The lawsuit seeks to blaze a path for judicial review of presidential war-making where many previous efforts have failed, and the granting of oral arguments was not guaranteed.

Courts historically have been reluctant to rule on the legality of military campaigns, but attorneys for Army Capt. Nathan Michael Smith believe that as a member of the military he can establish standing, a major hurdle, and the facts are on his side.

"A decision in Smith's favor would re-establish that war power cases are appropriate issues for the courts," said Louis Fisher, a Constitution Project scholar and former senior specialist in separation of powers at the Library of Congress.

Fisher said the granting this week of oral arguments for Oct. 27 was an "interesting development," and said "the issues were not well handled by the district court," which dismissed Smith's case last year.

"Frankly, I am not surprised," said Yale Law School professor Bruce Ackerman, who represents Smith alongside attorney David Remes.

"Our briefs argued that the district court failed to cite, let alone discuss, key Supreme Court precedents, and that oral argument was necessary to fully assess the fundamental constitutional and statutory issues raised by this case," he said.

Smith, then a Kuwait-based intelligence analyst, filed his lawsuit last year against President Barack Obama, saying he supported the war effort but his conscience bothered him.

U.S. District Judge Colleen Kollar-Kotelly ruled in November Smith lacked standing, that his claims dealt with a matter traditionally handled by the political branches of government and that Congress had implied approval by providing funding.

The Obama administration argued that, in addition to implicit approval through spending bills, Congress granted legal authority through unrepealed 2001 and 2002 war authorizations passed after 9/11 and to topple Saddam Hussein, a claim disputed among scholars.

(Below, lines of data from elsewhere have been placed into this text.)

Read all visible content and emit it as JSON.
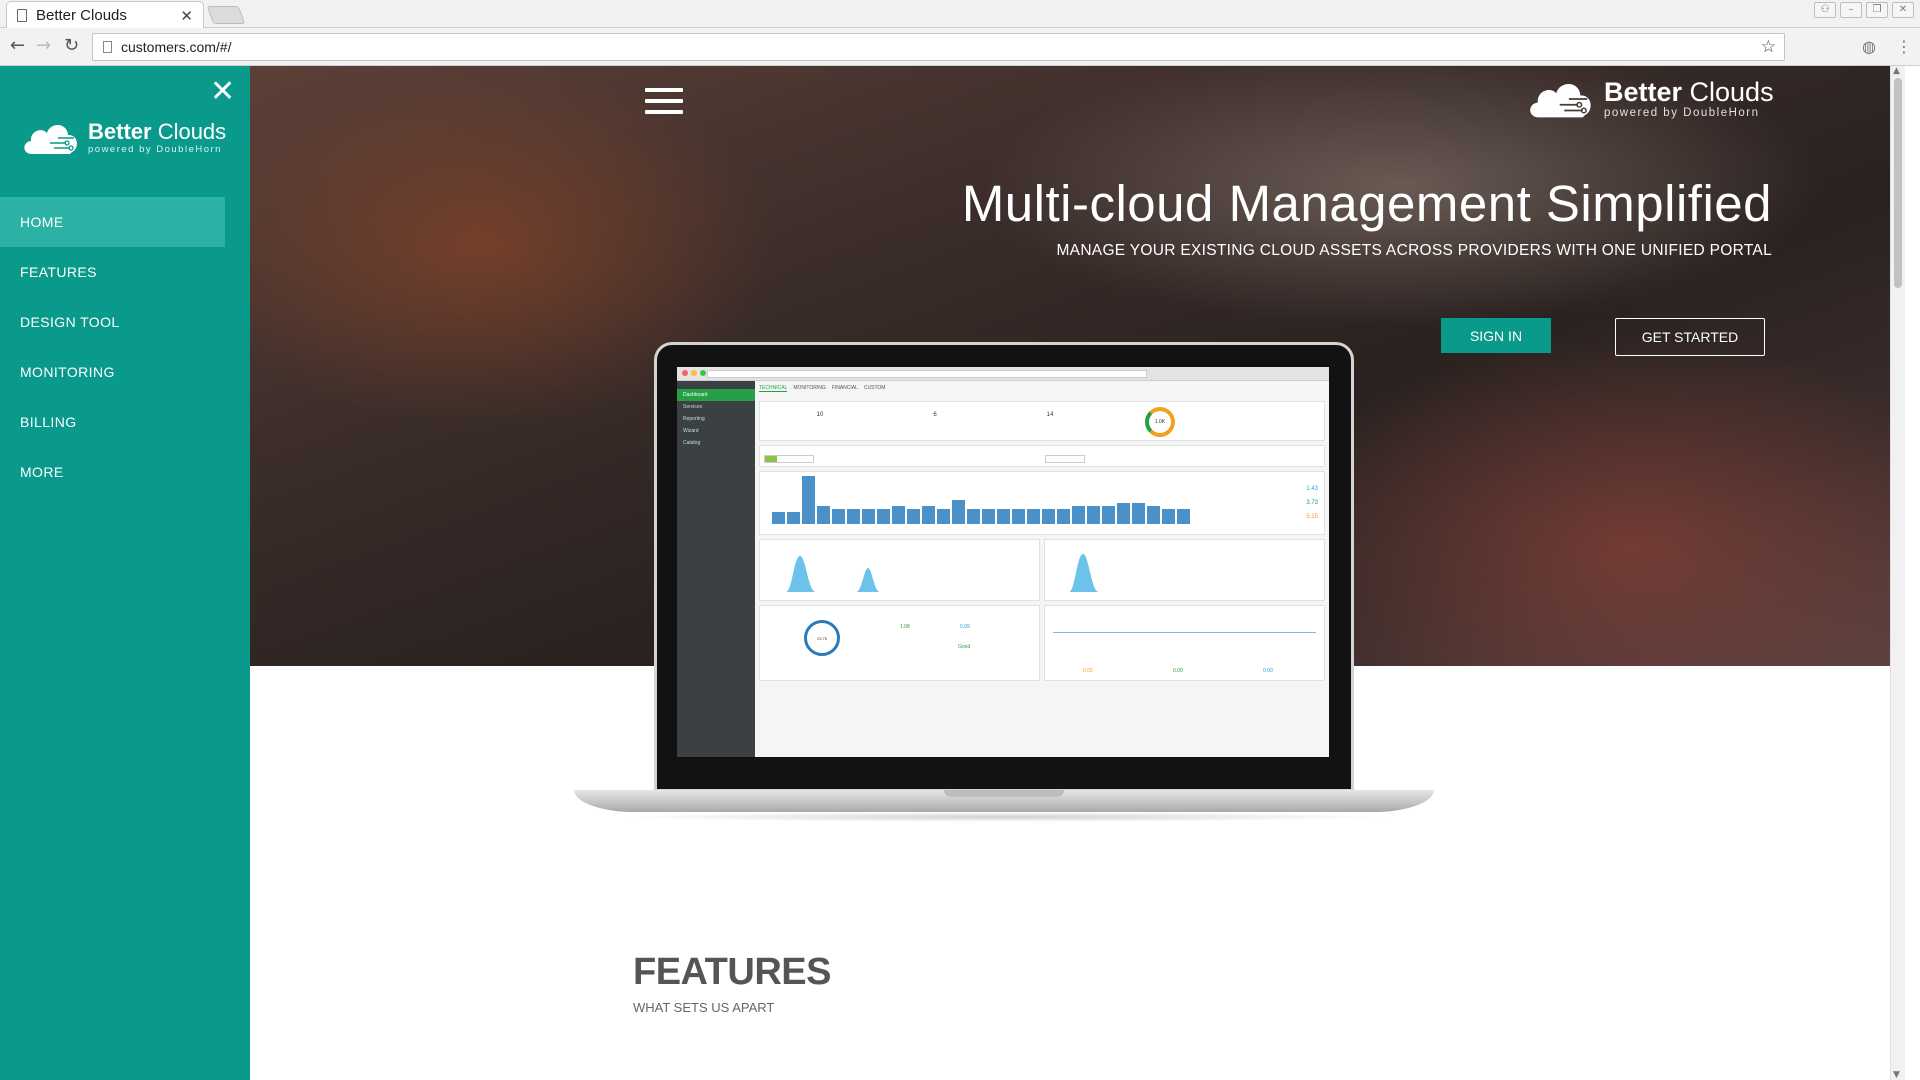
{
  "browser": {
    "tab_title": "Better Clouds",
    "tab_close": "✕",
    "url": "customers.com/#/",
    "back": "←",
    "forward": "→",
    "reload": "↻",
    "star": "☆",
    "menu": "⋮",
    "window_buttons": [
      "⚇",
      "–",
      "❐",
      "✕"
    ]
  },
  "sidebar": {
    "close": "✕",
    "logo": {
      "bold": "Better",
      "rest": " Clouds",
      "tagline": "powered by DoubleHorn"
    },
    "items": [
      {
        "label": "HOME"
      },
      {
        "label": "FEATURES"
      },
      {
        "label": "DESIGN TOOL"
      },
      {
        "label": "MONITORING"
      },
      {
        "label": "BILLING"
      },
      {
        "label": "MORE"
      }
    ]
  },
  "hero": {
    "logo": {
      "bold": "Better",
      "rest": " Clouds",
      "tagline": "powered by DoubleHorn"
    },
    "title": "Multi-cloud Management Simplified",
    "subtitle": "MANAGE YOUR EXISTING CLOUD ASSETS ACROSS PROVIDERS WITH ONE UNIFIED PORTAL",
    "signin_label": "SIGN IN",
    "get_started_label": "GET STARTED"
  },
  "screenshot": {
    "side_items": [
      "Dashboard",
      "Services",
      "Reporting",
      "Wizard",
      "Catalog"
    ],
    "tabs": [
      "TECHNICAL",
      "MONITORING",
      "FINANCIAL",
      "CUSTOM"
    ],
    "stats": [
      "10",
      "6",
      "14"
    ],
    "donut_value": "1.0K",
    "ring_value": "23.75",
    "bar_values": [
      4,
      4,
      16,
      6,
      5,
      5,
      5,
      5,
      6,
      5,
      6,
      5,
      8,
      5,
      5,
      5,
      5,
      5,
      5,
      5,
      6,
      6,
      6,
      7,
      7,
      6,
      5,
      5
    ],
    "side_numbers": [
      "1.43",
      "3.73",
      "5.15"
    ],
    "totals": [
      "0.00",
      "0.00",
      "0.00"
    ],
    "ops": [
      "1.08",
      "0.99",
      "Good"
    ]
  },
  "features": {
    "title": "FEATURES",
    "subtitle": "WHAT SETS US APART"
  },
  "colors": {
    "brand": "#0a9a8c",
    "brand_light": "#2bb2a4",
    "chart_blue": "#4a90c9",
    "green": "#25a046"
  }
}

In its first substantial filing in the case, the Trump administration argued in June that Smith's case was weakened by his recent departure from active-duty service. Smith's attorneys say he remains a "ready reservist" until May 2018.

Ackerman and Remes argue the 1973 War Powers Resolution clearly is being violated, as the military campaign in Iraq and Syria has lasted about three years without specific congressional authorization.

The Constitution grants Congress the power to declare war and the War Powers Resolution limits use of force abroad to 60 days without congressional authorization, with an extra 30 days allowed for disengagement.

Some lawmakers have called for passage of a war authorization specifically against the Islamic State group, but specific draft proposals have gone nowhere.

George Washington University law professor Jonathan Turley, who represented 10 congressmen in an unsuccessful lawsuit against Obama's military campaign in Libya, says the case "puts in sharp relief the courts constantly moving the goalposts for standing."

"The courts have created an absolute mess with standing doctrine — they have effectively created a presidential immunity from court review that the framers never intended," Turley said. "Many of us have been waiting for courts to address this anomaly that they have created."